A strength of this study is that all BD participants were euthymic when tested. This may in part be attributable to the medicated status of most of our patients, which is our primary study limitation. Because it is unethical to discontinue medication solely for research purposes, it was not feasible for us to limit the sample to unmedicated patients. A recent MEG study of adults with schizophrenia found comparable theta activity between unmedicated patients and those receiving neuroleptic medication (96
). Previous fMRI studies with BD subjects suggest that differences between unmedicated BD subjects and controls are greater than those between medicated patients and controls (32
), suggesting that the inclusion of medicated subjects may inflate the possibility of Type II, rather than Type I, error. In addition, a previous EEG study found that psychotropic medications may reduce the power of neuronal oscillations (100
). Despite this, we documented increased theta synchronization in BD youth compared to controls, and this was specific to negative, and not positive, feedback. However, there is documentation of altered theta power resulting from lithium, (101
), mood stabilizers (104
), and serotonin-specific reuptake inhibitors (SSRIs) (107
). Clearly, additional research is needed to differentiate neural perturbations associated with BD from those associated with medication.
An additional limitation is that correlations between theta power and behavior and affect were nonsignificant. Considerable previous work demonstrates discordance among between-group differences in clinical characteristics, task-related performance, and brain function in studies of psychiatrically-impaired children, adolescents, and adults. Indeed, the current result is comparable to prior data that found inconsistent behavioral and neural results, i.e. neural differences in the absence of behavioral differences (109
), or incongruent behavioral and neural results (109
). The field continues to debate the advantages and disadvantages of performing research with tasks that do or do not generate between-group differences in behavior, in the context of brain imaging. On the one hand, some argue that the absence of group differences in task performance is preferred, because group differences in neural responses can not reflect potential subject performance deficits (116
). Other researchers, however, view differences in task performance as aiding interpretation of differences in activation (118
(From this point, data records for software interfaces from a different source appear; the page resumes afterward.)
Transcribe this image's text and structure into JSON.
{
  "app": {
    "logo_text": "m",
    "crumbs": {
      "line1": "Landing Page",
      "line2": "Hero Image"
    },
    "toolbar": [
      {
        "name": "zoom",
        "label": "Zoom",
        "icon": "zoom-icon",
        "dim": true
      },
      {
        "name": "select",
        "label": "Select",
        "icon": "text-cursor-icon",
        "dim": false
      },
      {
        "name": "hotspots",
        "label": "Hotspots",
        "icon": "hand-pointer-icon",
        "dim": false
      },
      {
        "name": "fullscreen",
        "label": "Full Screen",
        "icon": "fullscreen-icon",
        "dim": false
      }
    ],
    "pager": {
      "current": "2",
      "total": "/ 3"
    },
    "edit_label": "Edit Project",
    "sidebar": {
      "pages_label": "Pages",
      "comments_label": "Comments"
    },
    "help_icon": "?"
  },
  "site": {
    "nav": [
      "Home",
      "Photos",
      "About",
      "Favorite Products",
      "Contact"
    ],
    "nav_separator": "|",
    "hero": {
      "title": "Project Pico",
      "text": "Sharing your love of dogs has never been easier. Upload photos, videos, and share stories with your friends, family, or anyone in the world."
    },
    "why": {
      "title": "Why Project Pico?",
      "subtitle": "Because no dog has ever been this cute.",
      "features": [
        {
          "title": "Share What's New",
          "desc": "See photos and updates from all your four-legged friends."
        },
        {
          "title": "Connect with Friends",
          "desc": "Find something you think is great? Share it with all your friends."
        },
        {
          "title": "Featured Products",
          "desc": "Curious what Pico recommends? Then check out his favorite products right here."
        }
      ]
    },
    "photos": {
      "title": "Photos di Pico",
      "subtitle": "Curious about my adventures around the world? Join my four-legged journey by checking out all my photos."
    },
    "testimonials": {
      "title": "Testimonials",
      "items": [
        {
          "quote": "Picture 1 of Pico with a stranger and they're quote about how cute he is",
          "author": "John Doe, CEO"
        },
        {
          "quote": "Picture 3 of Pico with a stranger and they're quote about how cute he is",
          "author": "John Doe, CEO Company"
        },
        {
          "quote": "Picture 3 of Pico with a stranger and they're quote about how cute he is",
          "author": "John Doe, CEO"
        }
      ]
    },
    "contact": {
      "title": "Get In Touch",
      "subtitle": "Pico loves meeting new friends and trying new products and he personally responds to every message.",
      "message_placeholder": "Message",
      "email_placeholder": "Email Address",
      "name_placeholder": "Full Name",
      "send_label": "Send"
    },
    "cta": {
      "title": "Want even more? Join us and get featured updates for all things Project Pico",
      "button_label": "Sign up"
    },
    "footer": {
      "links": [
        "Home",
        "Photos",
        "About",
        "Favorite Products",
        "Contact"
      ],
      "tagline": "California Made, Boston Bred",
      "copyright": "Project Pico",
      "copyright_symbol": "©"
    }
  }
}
). This is because such differences provide on-line evidence that a perturbed behavioral response style is specifically engaged in the context of the imaging experiment. We should also note that the inconsistency in our study may also reflect methodological issues. Namely, behavior and imaging data reflect processes occurring at related but clearly differentiable points in time: behavior only was measured at one point in time, in response to targets on trials following positive and negative feedback; this was potentially 2800 ms after the continuously monitored patterns of theta responding showed between-group differences. Moreover, emotional response was measured at the completion of the 8-minute condition 3, rather than on a trial-by-trial, let alone millisecond-by-millisecond, basis. It is important for future work to explore the relative contributions of affective, behavioral, and neural data to understanding cognitive-emotional functioning in psychiatric populations.
Consistent with other neuroimaging studies of bipolar youth (30
), our patient sample presented with high rates of comorbidity, most notably ADHD and anxiety disorders. Post hoc analyses found that ADHD did not change the nature of our results, though BD subjects without anxiety failed to display the left IPL theta power deficits seen in the BD sample as a whole. However, these analyses are severely limited by the small sample size, and therefore our results should be considered preliminary. Understanding our data is also limited by the lack of strong normative population data. Future work should explore the impact of comorbid disorders and compare youth with different diagnoses (e.g. BD, ADHD, anxiety) to elucidate the specificity of neural perturbations.